» **YOUR INSTRUCTIONS**: Filter the entries for the word "content". Copy each line that has it.

Element data from apps and pages
---

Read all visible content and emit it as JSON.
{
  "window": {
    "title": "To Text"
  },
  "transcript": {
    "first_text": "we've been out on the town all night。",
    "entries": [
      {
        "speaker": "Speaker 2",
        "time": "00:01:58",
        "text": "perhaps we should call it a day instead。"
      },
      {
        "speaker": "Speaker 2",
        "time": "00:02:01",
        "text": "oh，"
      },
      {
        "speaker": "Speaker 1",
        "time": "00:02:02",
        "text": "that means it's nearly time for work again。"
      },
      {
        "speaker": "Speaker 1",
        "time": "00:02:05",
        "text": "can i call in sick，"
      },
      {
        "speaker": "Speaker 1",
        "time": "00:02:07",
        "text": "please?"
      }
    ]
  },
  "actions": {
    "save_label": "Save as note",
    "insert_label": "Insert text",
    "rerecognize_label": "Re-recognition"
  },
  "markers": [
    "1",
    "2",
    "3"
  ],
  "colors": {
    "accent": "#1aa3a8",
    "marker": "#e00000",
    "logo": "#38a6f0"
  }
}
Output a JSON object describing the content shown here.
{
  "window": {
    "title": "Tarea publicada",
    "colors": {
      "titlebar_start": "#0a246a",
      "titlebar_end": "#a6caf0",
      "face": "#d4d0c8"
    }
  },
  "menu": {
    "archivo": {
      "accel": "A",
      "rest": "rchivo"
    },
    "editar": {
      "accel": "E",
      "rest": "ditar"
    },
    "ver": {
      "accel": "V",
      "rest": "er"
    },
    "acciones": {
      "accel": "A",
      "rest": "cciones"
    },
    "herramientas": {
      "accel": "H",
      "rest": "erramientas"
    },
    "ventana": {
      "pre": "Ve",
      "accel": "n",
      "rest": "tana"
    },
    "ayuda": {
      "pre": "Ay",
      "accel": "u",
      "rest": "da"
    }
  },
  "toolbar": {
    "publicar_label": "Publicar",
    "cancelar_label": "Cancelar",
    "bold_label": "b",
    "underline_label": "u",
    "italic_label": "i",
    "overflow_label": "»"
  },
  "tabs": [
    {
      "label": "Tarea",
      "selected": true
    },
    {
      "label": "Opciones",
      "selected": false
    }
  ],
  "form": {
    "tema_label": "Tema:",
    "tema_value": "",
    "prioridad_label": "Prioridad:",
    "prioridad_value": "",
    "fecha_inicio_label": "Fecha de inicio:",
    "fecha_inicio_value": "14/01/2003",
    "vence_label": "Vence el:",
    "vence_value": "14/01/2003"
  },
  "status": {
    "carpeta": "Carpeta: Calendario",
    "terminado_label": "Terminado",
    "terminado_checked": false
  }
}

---

» **RESULT**:
Read all visible content and emit it as JSON.
Output a JSON object describing the content shown here.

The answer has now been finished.